Find the lines holding the string "BNRSLCSP" in the data, then copy all of them.

Entries from a dataset of interfaces
[Start of Attachment]

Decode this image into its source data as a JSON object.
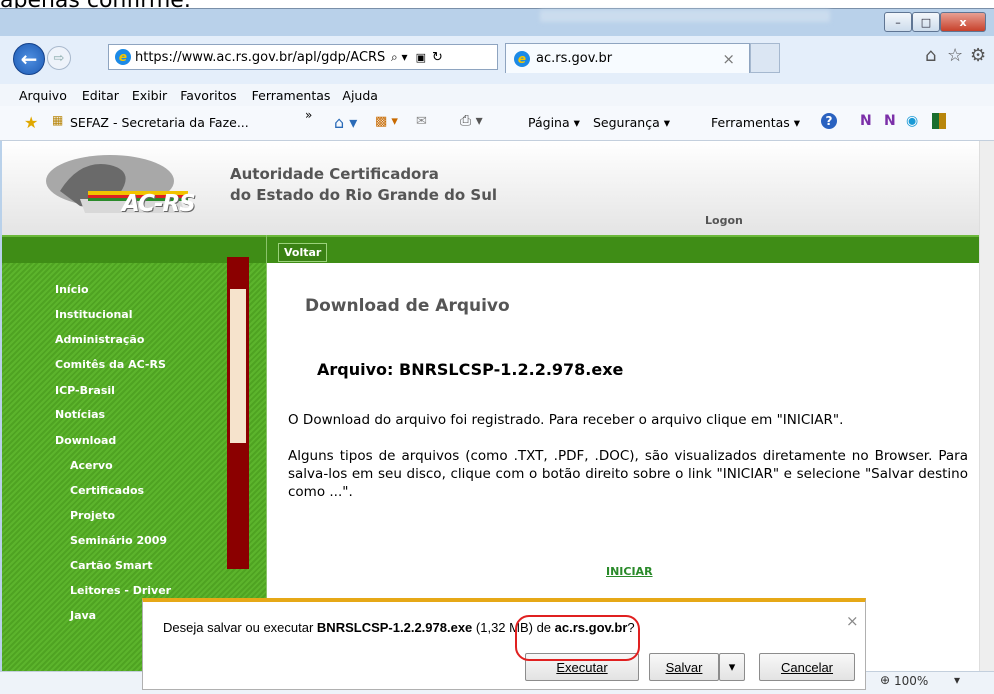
{
  "caption": "apenas confirme.",
  "window": {
    "minimize": "–",
    "maximize": "□",
    "close": "x"
  },
  "nav": {
    "url": "https://www.ac.rs.gov.br/apl/gdp/ACRS/​",
    "search_glyph": "⌕ ▾",
    "lock_glyph": "🔒",
    "refresh_glyph": "↻",
    "tab_title": "ac.rs.gov.br",
    "tab_close": "×",
    "home": "⌂",
    "star": "☆",
    "gear": "⚙"
  },
  "menu": [
    "Arquivo",
    "Editar",
    "Exibir",
    "Favoritos",
    "Ferramentas",
    "Ajuda"
  ],
  "favorites": {
    "item": "SEFAZ - Secretaria da Faze...",
    "chevron": "»",
    "pagina": "Página ▾",
    "seguranca": "Segurança ▾",
    "ferramentas": "Ferramentas ▾"
  },
  "site": {
    "logo_text": "AC-RS",
    "header_line1": "Autoridade Certificadora",
    "header_line2": "do Estado do Rio Grande do Sul",
    "logon": "Logon",
    "voltar": "Voltar",
    "menu": [
      "Início",
      "Institucional",
      "Administração",
      "Comitês da AC-RS",
      "ICP-Brasil",
      "Notícias",
      "Download"
    ],
    "submenu": [
      "Acervo",
      "Certificados",
      "Projeto",
      "Seminário 2009",
      "Cartão Smart",
      "Leitores - Driver",
      "Java"
    ],
    "page_title": "Download de Arquivo",
    "file_heading": "Arquivo: BNRSLCSP-1.2.2.978.exe",
    "para1": "O Download do arquivo foi registrado. Para receber o arquivo clique em \"INICIAR\".",
    "para2": "Alguns tipos de arquivos (como .TXT, .PDF, .DOC), são visualizados diretamente no Browser. Para salva-los em seu disco, clique com o botão direito sobre o link \"INICIAR\" e selecione \"Salvar destino como ...\".",
    "iniciar": "INICIAR"
  },
  "status": {
    "zoom": "100%",
    "zoom_arrow": "▾"
  },
  "dialog": {
    "prefix": "Deseja salvar ou executar ",
    "filename": "BNRSLCSP-1.2.2.978.exe",
    "size": " (1,32 MB) de ",
    "host": "ac.rs.gov.br",
    "suffix": "?",
    "close": "×",
    "run": "Executar",
    "save": "Salvar",
    "save_arrow": "▾",
    "cancel": "Cancelar"
  }
}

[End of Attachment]

● **RESULT OF THE TASK**:
    "file_heading": "Arquivo: BNRSLCSP-1.2.2.978.exe",
    "filename": "BNRSLCSP-1.2.2.978.exe",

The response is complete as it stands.